CRAS--if you have to ask, you just don't get it:

After OSU, I left for Wayne State in Detroit, MI, for a year (2004-2005). This is a copy of an old postcard I have from 1942 Detroit: I have newer picture somewhere. The English department where I worked is located on the 9th and 10th floors of the Maccabees Building today:

I left Detroit in 2005 to attend Indiana University. For a long time, I kept this other turn-of-the-century pic from Detroit on my desk at home as a reminder (this all makes sense if you read 'Islands of Detroit'--please, please, do so):

A shot of where my first office building from IU was originally located (2005-2006), before it was demolished. An added bonus? I took this picture the morning before my PhD Oral exams (early 2008):

My First SCMS Conference in Vancouver, BC (early 2006). Me, Sarah and Jenna at the train station. Such fond memories:

The building in IU that we moved into at the start of my third year (2007):

The view from my hotel room at SCMS - Philly, 2008:

A few months later, I finished my coursework, wrote and defended my exams, and packed up and left Bloomington for Chicago (May 2008):

A spontaneous reminder in late 2008 at a coffee kiosk at Harper College, Illinois, that I needed to get back to my dissertation:

I did a lot of research in the microfilm room at Northwestern University (2009-2010)--a lot initially for my dissertation, but I also did a lot later for my research assistant position. So much time locked in this room:

Spring 2009: a long day of revisions, this time on my Cinema Journal article (also a version of chapter 7 in the dissertation):

Halloween Weekend, 2009--my hiding away in the awesome Holidome in Columbus, Indiana, forty minutes east of Bloomington, as I frantically proofread all 300+ pages of the final defense copy of my dissertation, before handing copies to my committee on the following Monday:

The Mitchell Domes in Milwaukee, WI--A childhood nostalgic detour (as a native of WI). I went there twice in recent years, once in Nov. 2008 after I finished the first draft of my dissertation; once in Nov. 2009 after I finished my defense copy:

My full committee, moments after a successful defense (December 2009):

SCMS, March 2010: Wandering the LA Bonaventure just before my 8am presentation:

Graduation Day, May 2010--the view from the floor:

Premature Enlightenment?:

A dissertation, August 2010:

Monday, August 2, 2010

Dissertation Now Available

The dissertation version of one of my current projects, A Frown Upside Down / The Affective, Cultural and Convergence Histories of Disney's Song of the South (2010), is finally available through ProQuest Dissertations. This is more or less the version that I completed and defended last December (I have since made more revisions).

A link to the abstract and preview can be found here--if you have access to a university library, I believe you can retrieve the full text of the dissertation by logging in to the library's database, going to ProQuest and searching for it through there (there is no direct permanent link that I know of, sorry).

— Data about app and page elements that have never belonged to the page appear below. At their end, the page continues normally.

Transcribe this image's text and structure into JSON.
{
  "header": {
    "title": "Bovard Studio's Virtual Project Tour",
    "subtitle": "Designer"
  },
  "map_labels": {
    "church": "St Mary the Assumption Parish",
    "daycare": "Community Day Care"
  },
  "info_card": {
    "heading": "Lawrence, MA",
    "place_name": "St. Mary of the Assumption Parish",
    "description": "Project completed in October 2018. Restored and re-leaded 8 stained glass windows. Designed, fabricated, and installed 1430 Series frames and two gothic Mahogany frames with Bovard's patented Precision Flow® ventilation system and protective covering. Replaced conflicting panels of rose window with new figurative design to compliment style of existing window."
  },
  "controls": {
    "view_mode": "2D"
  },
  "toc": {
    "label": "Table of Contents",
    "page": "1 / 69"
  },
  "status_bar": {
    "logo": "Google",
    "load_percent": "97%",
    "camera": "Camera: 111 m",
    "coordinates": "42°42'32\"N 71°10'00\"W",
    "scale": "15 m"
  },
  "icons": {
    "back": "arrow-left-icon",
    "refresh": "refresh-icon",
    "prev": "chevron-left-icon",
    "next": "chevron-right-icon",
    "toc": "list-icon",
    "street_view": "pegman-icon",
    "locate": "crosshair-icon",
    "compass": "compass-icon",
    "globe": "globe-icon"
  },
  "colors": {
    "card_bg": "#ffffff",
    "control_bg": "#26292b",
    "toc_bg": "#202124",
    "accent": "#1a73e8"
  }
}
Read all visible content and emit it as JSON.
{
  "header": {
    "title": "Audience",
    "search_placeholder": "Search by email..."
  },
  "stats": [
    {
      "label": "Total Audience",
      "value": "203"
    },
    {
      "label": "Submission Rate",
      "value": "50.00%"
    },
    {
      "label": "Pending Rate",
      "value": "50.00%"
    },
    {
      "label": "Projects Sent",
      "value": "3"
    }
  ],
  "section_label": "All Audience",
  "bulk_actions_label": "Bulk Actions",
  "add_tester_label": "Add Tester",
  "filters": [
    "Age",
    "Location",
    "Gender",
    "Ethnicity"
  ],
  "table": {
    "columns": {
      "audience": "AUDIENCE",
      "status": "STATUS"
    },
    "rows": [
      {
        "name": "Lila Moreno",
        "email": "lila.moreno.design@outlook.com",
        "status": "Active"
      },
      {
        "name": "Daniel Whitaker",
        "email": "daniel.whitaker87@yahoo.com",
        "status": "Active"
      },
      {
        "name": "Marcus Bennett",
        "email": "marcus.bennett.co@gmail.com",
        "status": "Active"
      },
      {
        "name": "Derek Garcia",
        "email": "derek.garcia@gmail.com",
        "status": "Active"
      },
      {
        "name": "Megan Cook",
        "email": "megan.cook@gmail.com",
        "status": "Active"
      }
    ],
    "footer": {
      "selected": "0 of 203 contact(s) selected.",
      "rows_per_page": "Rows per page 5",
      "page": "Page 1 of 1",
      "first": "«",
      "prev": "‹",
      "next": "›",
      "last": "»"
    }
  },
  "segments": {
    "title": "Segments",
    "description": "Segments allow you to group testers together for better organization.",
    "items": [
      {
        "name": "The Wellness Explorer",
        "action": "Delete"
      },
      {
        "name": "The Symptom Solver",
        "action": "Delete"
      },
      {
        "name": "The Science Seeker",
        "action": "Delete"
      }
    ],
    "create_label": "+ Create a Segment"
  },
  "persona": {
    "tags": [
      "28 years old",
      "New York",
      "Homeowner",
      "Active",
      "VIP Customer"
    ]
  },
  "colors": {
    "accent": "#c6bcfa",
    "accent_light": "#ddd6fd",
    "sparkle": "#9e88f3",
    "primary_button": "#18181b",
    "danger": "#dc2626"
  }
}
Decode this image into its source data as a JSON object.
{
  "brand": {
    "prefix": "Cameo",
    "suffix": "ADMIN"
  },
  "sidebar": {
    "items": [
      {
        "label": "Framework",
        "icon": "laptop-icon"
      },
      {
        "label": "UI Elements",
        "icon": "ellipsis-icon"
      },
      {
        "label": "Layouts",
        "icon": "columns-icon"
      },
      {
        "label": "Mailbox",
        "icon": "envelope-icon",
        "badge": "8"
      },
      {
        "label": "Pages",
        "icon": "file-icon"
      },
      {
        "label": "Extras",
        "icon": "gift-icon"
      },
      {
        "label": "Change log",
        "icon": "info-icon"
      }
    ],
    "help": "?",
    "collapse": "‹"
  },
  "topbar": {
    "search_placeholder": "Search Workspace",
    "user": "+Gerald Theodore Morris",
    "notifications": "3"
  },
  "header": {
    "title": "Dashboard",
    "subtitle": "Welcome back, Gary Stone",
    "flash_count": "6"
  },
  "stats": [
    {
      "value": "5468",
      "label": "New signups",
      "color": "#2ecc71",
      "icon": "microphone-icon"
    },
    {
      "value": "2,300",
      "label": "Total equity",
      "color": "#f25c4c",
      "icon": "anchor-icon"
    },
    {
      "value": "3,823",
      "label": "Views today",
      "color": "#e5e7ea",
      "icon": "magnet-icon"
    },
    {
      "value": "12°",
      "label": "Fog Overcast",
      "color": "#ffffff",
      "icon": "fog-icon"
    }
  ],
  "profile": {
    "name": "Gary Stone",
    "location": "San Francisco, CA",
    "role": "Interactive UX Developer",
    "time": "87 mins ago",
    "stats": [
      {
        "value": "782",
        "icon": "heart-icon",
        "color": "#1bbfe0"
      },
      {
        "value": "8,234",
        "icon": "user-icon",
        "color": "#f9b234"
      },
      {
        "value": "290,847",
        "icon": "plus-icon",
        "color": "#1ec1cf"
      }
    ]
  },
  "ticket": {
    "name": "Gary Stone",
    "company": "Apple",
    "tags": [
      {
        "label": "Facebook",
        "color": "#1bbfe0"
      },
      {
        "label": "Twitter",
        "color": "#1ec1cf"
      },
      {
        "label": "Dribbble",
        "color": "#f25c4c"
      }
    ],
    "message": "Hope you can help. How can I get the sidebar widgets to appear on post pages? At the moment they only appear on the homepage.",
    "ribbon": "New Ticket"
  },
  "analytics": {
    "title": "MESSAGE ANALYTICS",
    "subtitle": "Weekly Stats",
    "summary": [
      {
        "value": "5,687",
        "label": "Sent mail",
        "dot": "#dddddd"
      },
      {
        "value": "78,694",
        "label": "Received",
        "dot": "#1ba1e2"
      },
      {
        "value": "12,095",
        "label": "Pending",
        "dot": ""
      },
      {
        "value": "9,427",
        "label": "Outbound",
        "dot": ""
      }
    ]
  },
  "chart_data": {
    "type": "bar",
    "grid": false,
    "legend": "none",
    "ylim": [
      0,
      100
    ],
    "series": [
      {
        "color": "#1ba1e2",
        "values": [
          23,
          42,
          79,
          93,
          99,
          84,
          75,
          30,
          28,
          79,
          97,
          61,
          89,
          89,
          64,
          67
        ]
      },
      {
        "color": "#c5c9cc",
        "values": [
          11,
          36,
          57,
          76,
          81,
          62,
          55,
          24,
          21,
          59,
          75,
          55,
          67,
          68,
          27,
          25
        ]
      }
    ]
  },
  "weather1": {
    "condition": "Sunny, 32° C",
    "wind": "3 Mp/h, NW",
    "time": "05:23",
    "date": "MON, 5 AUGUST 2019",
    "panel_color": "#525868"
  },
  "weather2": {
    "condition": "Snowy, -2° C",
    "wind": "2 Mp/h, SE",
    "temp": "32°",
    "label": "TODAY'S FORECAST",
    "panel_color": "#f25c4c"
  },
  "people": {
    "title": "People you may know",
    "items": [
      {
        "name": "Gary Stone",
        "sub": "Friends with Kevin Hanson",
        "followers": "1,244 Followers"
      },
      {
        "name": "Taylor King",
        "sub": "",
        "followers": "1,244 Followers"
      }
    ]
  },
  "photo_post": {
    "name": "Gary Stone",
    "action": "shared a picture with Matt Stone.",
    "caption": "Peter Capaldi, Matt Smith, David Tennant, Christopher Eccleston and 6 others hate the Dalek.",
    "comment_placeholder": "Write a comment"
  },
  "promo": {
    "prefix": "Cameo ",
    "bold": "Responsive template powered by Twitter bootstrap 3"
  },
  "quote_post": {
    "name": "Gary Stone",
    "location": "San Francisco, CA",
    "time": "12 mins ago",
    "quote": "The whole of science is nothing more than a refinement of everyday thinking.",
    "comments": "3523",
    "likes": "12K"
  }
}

I will only say for now that I don't like the abstract in retrospect--its too narrowly focused on what at the time I thought was the project's biggest scholarly contribution. But looking at it now, I feel it misses the scope of many other historical and cultural issues I'm trying to examine.

Having conceived the idea back in 2002, then researched it for another five years, and then actively worked at it for over three years, I am very proud of this work--its easily the best thing I've ever written, and I think many different audiences in time will find much of value (and provocation) in its pages. When the project is brought to its final resolution, I will take more time to reflect on the process of writing and revising it, and on what I feel its ultimate contributions may be.